About the series
These days, small towns are beginning to look more and more alike, with a fast-food chain on the corner and a big-box retailer down the street. But this winter, The Times will take you to the unique communities within Hall County, sharing their history, their characters and their charm. Look for a story each day through the New Year. To see previous stories, go to gainesvilletimes.com/hamlets.
Chestnut Mountain resident Harold Nichols has lived in the community all his life and in the same house for 49 years.
Nichols, 70, often stops by the Chestnut Mountain Presbyterian Church to chat with his pastor, John Batusic. The church, which was established in 1874, and the nearby Chestnut Mountain Baptist Church, established in 1887, are the oldest churches located in the area. About 650 people attend the presbyterian church and it’s where people come for community, faith and conversation.
“They’re good, common folk,” Batusic said. “They love their community and they love God.”

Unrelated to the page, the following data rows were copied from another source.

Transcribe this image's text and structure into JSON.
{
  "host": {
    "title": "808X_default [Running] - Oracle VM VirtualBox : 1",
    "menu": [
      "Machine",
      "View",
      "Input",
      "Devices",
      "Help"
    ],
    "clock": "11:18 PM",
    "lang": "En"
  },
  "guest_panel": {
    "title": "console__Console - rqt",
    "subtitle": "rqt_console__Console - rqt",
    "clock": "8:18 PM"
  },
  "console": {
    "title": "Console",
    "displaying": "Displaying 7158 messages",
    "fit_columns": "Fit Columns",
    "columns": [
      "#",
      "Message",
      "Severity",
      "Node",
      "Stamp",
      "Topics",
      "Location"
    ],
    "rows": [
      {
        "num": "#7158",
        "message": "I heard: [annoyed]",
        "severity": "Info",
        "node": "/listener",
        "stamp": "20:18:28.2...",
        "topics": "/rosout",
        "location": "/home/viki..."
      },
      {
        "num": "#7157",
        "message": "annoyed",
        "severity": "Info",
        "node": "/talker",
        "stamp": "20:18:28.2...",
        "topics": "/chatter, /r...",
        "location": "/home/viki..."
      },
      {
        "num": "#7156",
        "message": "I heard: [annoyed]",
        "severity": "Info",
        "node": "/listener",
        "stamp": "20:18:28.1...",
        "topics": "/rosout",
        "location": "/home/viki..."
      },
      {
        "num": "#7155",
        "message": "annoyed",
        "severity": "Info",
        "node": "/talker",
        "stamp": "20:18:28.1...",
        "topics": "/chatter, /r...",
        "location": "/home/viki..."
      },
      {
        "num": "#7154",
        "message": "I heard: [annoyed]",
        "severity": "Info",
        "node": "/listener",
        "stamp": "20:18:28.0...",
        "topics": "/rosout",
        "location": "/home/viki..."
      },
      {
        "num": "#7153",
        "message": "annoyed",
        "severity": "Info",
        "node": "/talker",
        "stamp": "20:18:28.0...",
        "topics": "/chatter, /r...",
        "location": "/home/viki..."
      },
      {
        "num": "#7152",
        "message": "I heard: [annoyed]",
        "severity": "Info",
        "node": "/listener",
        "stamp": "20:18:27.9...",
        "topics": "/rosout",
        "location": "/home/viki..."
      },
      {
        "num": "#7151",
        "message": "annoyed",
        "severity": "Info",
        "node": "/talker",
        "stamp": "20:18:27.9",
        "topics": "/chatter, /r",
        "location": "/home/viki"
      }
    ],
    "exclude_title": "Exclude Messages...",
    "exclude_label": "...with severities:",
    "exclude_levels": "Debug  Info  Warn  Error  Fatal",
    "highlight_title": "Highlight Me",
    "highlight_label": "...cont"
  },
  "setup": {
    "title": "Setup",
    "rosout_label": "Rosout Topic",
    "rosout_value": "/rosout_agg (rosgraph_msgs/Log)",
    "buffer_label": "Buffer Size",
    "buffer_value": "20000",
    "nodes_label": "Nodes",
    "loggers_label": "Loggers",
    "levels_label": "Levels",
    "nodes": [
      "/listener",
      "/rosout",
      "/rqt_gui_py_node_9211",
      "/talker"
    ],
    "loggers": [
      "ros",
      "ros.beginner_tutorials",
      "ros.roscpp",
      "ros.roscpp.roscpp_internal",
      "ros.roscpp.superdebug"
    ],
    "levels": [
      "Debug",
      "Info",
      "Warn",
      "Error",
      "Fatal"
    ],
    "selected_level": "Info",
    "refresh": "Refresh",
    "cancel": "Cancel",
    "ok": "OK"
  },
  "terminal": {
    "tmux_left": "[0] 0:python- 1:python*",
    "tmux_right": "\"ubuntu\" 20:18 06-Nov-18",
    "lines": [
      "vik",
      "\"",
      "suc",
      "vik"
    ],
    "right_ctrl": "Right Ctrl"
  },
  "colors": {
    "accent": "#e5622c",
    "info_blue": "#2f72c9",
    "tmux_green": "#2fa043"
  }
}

The unincorporated town is located in the southeastern part of Hall County and people were already living in Chestnut Mountain when the county was settled in 1818, according to a manuscript written by late historian Sybil McRay in the mid-1970s.
Chestnut Mountain was named for a hill on Ga. 53 near the mill of David Tanner, an early settler, she wrote.
Farming was the main industry and common crops included cotton, corn, produce, chicken and eggs, and fruit.
“The name ‘Chestnut’ probably came from the chestnut trees which once grew in abundance in the area,” McRay wrote. “Prior to 1950 a blight killed most of these trees in North Georgia.”
The pastor and his family moved to Chestnut Mountain in 1987 and he said he has seen the area grow as the children grow up and start families in the area and more businesses open and flourish.
There were no stop lights and Winder Highway was two lanes when Batusic first moved to the area. He was a pastor in Virginia when he was called to lead the church in Northeast Georgia.
“There ain’t no better place in the whole world,” Nichols said. “There’s no place that I’d rather live.”
It’s a very special place, said Tom Oliver, outgoing Hall County Board of Commissioners chairman and a poultry and cattle farmer. He is president of Chestnut Mountain Egg Farms, located on Oliver Road.
Oliver grew up in the community and except for college and his military service, he’s lived there all his life. His farm has been in the family for generations and his father, William Newton Oliver Jr., is a well-known figure in the community.
“W.N.’s a good man,” Nichols said. “He might be the oldest man here. He’s older than dirt.”
The community is close-knit, although it was once small enough that everybody knew each other and a lot of families intermarried in the early days.
Everybody pretty much knew everyone else and now you see a lot of people you don’t know, Batusic said. Still, crime doesn’t seem to be a large concern. Batusic and Nichols said that some residents don’t lock their doors at night and they leave their keys in their cars.
“Over half the people in the church were three families,” the pastor said, referring to when he first started in the church.
Batusic’s referring to the Turks, the Benefields and the Stricklands. They were among the early supporters of the church, agreeing to pay from $5 to $50 to the church on Sept. 17, 1873, McRay wrote.
E.W. Strickland, father of Chestnut Mountain resident Loyd Strickland, ran a general store in the community and owned a blacksmith shop. Progressive farmers Charlie Benefield and his brother, Melvin, came to the area from Gwinnett County, and descendant Jeff Benefield is pastor of the Chestnut Mountain Baptist Church. The Chestnut Mountain Turks are descendants of Milton Turk Sr., who helped found the Presbyterian church.
Many children that grow up in Chestnut Mountain stay in the area and that’s helped the area grow, said Batusic, grandfather of three. His oldest son stayed in the community and his younger son lives nearby in Sugar Hill. Two of his three children live here, Oliver said.
The people are down-to-earth and their hobbies include hunting, fishing and gardening, Batusic said.
“It’s just home,” Oliver said.